Article 53(b) of the European Patent Convention (EPC) continues to exclude from patent protection plant varieties or essentially biological processes for the production of plants, although this exclusion does not apply to microbiological processes or their products. Restrictions on patentability of plant varieties are not, however, present in the patent laws of some other countries, e.g. the United States, Japan and Australia.
Protect your IP!
Most obviously, you should take steps to ensure the physical security of your IP, by for instance ensuring that it is kept on an encrypted drive, that up to date network hygiene measures are in place, and that your data is protected against hacking and other forms of data breach (including by your own employees potentially). Hence access to it should be restricted and recorded. There may also be Data Protection Act implications in case of loss of some forms of IP of course.

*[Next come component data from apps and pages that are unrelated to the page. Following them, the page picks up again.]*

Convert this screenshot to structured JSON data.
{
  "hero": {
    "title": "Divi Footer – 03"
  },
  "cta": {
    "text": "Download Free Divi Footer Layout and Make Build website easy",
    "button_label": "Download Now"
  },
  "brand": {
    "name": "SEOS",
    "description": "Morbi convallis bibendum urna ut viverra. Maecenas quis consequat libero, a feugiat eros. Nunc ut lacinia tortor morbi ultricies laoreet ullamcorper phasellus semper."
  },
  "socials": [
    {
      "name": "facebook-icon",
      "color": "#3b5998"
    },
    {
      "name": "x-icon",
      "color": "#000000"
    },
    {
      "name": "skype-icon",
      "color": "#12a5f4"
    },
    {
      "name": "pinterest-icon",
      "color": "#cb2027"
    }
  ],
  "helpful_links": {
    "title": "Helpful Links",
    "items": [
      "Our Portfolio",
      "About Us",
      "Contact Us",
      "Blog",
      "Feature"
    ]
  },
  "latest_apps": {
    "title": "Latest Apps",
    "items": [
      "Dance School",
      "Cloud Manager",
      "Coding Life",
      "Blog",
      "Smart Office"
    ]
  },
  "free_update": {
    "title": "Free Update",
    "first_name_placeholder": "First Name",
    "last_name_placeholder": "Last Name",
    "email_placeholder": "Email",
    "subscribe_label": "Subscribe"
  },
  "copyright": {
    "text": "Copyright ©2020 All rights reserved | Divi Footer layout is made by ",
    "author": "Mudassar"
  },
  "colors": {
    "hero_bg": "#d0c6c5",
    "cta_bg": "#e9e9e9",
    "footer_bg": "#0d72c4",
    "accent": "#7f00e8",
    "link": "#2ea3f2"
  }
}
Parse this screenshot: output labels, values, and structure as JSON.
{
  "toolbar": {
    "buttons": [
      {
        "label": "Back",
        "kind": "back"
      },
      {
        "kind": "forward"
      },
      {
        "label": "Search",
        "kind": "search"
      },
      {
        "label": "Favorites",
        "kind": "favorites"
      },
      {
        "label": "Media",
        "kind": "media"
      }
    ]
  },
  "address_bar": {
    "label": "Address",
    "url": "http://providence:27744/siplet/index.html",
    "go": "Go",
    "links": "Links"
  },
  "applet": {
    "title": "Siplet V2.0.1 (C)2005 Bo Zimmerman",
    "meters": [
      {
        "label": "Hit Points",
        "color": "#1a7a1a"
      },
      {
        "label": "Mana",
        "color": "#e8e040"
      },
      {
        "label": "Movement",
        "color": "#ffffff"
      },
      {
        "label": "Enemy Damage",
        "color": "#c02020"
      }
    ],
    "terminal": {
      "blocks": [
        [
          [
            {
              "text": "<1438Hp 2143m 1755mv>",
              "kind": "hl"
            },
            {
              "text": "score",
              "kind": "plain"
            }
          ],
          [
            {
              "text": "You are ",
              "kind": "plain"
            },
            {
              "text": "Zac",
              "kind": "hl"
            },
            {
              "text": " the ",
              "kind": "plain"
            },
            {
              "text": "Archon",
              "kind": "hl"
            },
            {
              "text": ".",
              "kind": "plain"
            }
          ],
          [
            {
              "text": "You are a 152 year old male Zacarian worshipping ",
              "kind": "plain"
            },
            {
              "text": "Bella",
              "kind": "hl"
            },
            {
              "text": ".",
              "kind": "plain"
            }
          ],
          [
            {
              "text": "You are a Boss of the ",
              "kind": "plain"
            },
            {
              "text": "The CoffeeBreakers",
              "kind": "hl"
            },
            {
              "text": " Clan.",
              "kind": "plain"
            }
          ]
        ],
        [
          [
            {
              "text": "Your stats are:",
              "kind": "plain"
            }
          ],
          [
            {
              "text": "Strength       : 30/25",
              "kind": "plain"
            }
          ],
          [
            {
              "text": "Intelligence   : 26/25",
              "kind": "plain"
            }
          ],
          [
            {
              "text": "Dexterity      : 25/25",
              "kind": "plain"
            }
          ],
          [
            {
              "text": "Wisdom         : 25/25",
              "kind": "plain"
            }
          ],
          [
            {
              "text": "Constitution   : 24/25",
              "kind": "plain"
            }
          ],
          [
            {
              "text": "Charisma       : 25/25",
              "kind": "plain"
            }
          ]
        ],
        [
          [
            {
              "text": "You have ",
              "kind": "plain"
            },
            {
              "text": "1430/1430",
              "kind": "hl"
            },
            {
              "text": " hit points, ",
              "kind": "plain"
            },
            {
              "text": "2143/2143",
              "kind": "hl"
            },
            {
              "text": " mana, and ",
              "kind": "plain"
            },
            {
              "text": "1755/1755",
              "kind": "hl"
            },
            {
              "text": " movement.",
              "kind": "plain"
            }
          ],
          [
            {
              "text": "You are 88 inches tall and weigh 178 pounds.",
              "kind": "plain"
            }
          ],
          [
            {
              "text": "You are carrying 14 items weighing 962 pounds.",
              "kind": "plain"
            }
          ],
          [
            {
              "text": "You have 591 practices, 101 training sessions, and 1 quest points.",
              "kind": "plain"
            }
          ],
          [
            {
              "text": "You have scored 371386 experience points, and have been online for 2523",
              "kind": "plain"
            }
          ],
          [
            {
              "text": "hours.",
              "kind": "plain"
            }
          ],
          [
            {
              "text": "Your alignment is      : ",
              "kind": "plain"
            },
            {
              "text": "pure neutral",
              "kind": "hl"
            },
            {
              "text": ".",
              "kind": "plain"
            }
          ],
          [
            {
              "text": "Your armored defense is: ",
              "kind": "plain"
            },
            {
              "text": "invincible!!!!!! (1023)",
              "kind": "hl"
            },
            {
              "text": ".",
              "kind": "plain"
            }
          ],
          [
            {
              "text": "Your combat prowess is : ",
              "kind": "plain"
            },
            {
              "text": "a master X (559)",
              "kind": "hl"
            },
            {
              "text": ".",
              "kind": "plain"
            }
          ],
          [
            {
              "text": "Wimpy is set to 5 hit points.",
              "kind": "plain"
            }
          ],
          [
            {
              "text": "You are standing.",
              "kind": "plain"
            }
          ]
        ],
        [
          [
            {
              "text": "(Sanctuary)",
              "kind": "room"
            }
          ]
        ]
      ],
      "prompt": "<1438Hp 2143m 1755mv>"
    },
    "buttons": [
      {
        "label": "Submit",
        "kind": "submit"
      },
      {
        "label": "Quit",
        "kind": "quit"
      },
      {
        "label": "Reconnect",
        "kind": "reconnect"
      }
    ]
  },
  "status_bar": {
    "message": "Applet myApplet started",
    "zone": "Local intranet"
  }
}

You should also audit your IP regularly, and also audit the legal framework that you have in place to protect it, including ensuring that your employment contracts contain suitable confidentiality restrictions, both during and after employment, and non-disclosure agreements are used where appropriate. If it is possible to register rights then explore the commercial benefits of doing so (ie to balance the potential risks to your business if the IP was unprotected against the costs of obtaining that protection). The legislation is complex, and the assistance of a patent attorney could be invaluable.
If you have suffered a loss of IP and you are considering legal action, the first step is to be able to prove breach. This often requires expert evidence, for example a musicologist might well be necessary to show that the melody complained of is in fact a modified copy of another’s work and hence is a breach of copyright. In some cases it is possible to use hidden features in a piece of IP which, when reproduced, will prove that the source is not original. For example steganography can be used to incorporate a physical feature that is irrelevant to functionality but is nevertheless unwittingly reproduced in an unauthorised copy. If your IP is kept digitally, you may need the assistance of a suitable expert to analyse your systems.
In England and Wales the Civil Procedure Rules require a formal letter of claim be sent before proceedings for breach are issued. However, if the context is urgent it is possible to obtain an injunction to restrain breach, either with or without notice. Whether or not an injunction is obtained, the proceedings must be in the form of a damages claim; it is therefore also important to be able to demonstrate that the breach is causative of some form of financial loss. A Claimant must be able to show that either the breach has or will have caused the owner of the IP financial loss, or alternatively that the wrongdoer has been wrongfully enriched as a result. This often requires expert accountancy evidence.
Often, from a litigator’s point of view, the most difficult part of building a case of IP breach is the absence of evidence, and in particular documentary evidence. Maintaining your records (both digital and paper forms) is therefore critical.
For more information contact Martin Hall.